* EXERCISE INSTRUCTIONS: For each line of the data below that holds "JSON", copy the line.

* Entries from a dataset of interfaces:
■ ■ ■ ■

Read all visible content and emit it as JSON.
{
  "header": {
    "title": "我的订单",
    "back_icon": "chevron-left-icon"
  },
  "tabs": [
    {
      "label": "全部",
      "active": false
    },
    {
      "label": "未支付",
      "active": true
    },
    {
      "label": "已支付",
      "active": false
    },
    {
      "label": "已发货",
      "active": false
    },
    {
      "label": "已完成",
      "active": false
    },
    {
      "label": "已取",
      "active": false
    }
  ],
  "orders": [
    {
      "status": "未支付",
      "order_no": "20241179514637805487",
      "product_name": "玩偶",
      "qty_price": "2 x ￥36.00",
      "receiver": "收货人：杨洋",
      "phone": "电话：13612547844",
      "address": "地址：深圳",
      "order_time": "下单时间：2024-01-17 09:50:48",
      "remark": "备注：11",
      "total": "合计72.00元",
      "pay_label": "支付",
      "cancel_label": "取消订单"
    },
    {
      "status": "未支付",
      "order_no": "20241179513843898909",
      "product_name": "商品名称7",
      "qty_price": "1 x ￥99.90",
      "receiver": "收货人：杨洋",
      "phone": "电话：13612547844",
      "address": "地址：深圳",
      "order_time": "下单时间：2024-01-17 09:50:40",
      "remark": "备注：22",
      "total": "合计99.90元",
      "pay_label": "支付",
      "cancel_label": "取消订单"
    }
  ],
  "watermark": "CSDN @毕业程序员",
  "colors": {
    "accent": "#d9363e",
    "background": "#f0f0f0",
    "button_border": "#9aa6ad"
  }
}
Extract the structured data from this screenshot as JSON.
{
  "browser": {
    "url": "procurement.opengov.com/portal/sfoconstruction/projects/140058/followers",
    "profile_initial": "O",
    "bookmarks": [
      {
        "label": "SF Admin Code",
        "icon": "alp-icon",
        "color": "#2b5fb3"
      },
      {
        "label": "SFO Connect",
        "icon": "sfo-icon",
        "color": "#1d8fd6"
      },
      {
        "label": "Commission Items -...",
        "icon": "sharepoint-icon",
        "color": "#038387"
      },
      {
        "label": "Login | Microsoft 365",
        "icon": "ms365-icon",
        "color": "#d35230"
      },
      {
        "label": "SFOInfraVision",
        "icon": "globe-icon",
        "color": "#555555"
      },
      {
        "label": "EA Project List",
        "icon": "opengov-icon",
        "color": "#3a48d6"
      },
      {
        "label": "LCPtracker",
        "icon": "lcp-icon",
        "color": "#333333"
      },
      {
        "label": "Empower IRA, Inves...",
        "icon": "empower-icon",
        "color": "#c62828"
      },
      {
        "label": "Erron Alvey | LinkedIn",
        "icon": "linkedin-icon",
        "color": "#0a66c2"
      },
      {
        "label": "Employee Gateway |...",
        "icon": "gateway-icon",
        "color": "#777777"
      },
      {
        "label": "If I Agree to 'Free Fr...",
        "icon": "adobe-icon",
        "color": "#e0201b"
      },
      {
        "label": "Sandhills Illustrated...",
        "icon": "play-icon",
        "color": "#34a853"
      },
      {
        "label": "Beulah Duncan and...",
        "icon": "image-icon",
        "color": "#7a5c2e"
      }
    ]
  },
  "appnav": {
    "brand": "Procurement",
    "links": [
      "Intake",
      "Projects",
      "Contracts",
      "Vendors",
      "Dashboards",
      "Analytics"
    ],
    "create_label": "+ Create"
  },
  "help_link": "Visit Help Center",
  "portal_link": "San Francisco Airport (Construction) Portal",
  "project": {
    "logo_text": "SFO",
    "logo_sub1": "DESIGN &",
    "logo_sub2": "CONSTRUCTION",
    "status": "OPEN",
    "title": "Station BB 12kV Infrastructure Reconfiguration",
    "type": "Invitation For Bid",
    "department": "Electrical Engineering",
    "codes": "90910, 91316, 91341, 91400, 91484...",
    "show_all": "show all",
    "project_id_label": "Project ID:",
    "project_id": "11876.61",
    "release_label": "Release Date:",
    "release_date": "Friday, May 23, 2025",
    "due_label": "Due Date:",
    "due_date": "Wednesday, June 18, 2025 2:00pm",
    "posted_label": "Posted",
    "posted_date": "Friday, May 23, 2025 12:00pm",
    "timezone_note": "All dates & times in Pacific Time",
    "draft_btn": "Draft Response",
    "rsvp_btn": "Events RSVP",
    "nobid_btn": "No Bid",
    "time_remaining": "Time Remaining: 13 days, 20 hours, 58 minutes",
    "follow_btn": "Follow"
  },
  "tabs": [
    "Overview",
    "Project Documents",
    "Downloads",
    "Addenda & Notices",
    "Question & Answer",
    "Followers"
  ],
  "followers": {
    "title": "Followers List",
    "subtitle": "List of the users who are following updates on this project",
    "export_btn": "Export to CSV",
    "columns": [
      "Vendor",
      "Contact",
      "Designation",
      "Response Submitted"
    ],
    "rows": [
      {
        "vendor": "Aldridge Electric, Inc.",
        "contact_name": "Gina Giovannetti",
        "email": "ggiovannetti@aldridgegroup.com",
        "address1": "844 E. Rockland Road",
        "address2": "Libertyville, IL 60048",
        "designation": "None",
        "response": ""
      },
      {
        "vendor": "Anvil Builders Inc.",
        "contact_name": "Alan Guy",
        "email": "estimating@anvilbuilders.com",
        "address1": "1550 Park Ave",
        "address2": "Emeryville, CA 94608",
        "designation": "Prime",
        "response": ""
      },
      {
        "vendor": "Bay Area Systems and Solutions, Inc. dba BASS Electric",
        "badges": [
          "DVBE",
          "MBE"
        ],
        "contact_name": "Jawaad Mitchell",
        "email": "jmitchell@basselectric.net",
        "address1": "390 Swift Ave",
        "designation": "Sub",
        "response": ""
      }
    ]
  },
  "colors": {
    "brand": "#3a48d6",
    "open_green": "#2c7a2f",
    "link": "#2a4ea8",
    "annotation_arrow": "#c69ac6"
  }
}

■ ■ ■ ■

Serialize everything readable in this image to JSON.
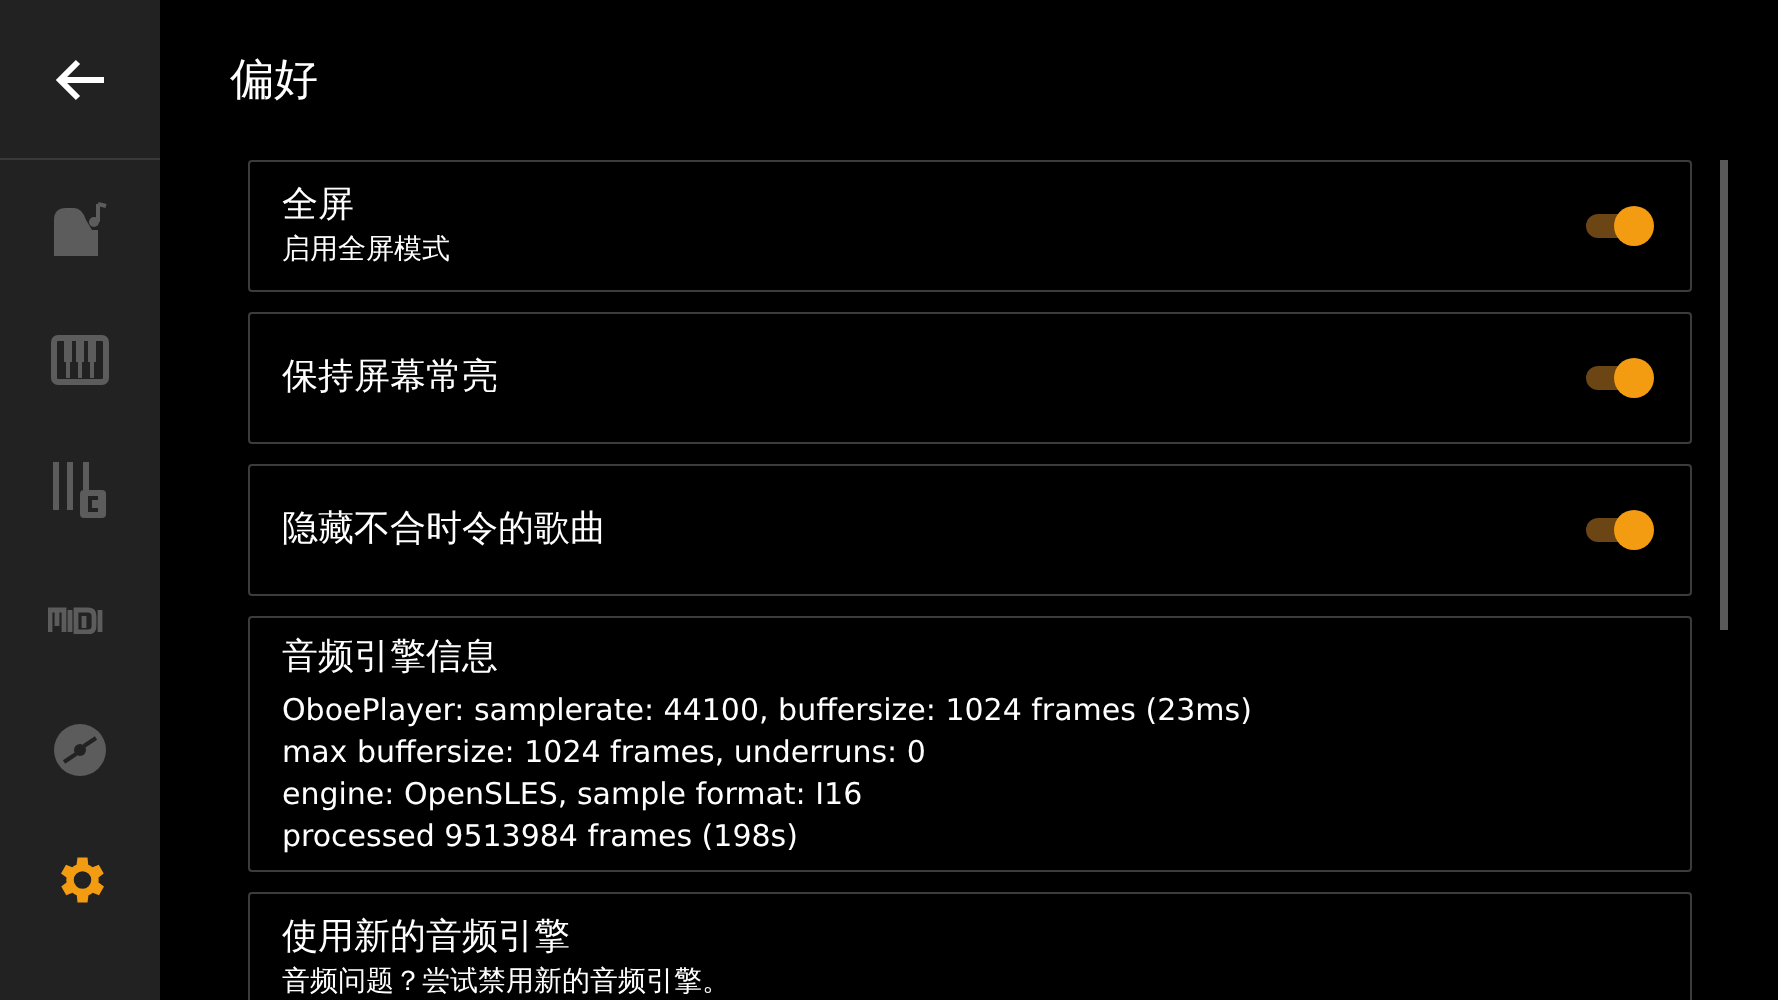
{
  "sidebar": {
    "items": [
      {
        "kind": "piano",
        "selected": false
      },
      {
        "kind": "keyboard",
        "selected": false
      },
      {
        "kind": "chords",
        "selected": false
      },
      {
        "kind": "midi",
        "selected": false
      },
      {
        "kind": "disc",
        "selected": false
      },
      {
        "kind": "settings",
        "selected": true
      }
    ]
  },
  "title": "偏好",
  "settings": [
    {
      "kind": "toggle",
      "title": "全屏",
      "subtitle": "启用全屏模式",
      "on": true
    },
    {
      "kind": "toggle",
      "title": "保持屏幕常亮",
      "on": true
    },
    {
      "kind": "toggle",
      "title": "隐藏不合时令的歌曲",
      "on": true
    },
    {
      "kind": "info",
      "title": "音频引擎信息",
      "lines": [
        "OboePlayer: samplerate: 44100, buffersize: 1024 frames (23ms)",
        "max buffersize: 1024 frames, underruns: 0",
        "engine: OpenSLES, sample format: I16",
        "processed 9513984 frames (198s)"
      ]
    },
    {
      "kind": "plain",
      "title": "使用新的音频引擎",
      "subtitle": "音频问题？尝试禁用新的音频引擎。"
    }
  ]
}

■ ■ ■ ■

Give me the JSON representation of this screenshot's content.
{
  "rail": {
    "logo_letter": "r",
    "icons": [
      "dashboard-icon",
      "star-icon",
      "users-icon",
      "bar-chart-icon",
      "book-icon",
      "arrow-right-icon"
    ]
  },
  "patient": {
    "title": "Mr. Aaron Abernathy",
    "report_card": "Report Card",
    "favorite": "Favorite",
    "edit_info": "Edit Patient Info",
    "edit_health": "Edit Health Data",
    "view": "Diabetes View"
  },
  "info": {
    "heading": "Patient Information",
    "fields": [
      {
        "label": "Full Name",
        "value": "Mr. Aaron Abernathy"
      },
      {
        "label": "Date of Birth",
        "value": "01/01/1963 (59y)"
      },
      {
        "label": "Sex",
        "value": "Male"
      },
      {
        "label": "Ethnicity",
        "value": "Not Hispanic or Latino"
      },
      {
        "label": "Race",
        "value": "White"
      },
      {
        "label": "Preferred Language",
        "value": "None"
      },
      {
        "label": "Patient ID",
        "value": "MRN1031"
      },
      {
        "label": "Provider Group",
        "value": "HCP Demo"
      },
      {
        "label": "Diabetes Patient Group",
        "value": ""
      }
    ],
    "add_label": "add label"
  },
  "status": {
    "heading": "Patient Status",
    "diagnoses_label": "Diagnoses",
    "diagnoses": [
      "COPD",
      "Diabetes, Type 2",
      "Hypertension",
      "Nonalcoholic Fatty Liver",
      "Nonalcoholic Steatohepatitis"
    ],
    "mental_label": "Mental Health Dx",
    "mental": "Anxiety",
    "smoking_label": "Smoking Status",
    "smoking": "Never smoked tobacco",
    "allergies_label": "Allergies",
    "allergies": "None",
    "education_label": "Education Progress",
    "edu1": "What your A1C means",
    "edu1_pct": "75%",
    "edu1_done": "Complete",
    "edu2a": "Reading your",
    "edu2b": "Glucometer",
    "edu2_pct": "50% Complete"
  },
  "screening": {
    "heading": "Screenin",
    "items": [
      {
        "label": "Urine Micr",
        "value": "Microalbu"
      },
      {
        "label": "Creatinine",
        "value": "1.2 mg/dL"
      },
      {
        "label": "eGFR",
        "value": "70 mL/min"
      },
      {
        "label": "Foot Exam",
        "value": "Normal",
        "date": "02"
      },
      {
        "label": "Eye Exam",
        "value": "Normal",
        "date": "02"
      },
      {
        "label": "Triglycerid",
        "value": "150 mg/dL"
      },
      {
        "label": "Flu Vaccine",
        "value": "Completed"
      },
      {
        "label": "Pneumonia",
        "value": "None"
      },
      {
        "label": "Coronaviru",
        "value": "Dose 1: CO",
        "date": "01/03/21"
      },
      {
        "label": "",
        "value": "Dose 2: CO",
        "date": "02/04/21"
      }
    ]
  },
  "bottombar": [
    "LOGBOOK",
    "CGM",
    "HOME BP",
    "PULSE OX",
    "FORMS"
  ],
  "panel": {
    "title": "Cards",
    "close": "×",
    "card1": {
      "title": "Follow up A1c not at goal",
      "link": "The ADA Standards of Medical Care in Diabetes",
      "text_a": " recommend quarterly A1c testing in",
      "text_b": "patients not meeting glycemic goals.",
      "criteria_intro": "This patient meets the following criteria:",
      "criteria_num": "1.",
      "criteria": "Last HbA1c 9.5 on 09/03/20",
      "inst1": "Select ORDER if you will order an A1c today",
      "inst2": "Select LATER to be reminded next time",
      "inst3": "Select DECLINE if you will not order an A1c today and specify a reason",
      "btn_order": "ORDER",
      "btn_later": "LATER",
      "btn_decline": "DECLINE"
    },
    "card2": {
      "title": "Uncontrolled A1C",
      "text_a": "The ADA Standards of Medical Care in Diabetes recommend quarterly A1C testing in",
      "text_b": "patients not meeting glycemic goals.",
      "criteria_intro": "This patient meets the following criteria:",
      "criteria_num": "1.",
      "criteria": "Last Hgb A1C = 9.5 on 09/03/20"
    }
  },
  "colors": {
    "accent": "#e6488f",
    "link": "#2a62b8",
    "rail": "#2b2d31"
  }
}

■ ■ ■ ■

* SOLUTION BELOW:
Read all visible content and emit it as JSON.
Extract the structured data from this screenshot as JSON.
Serialize everything readable in this image to JSON.
Give me the JSON representation of this screenshot's content.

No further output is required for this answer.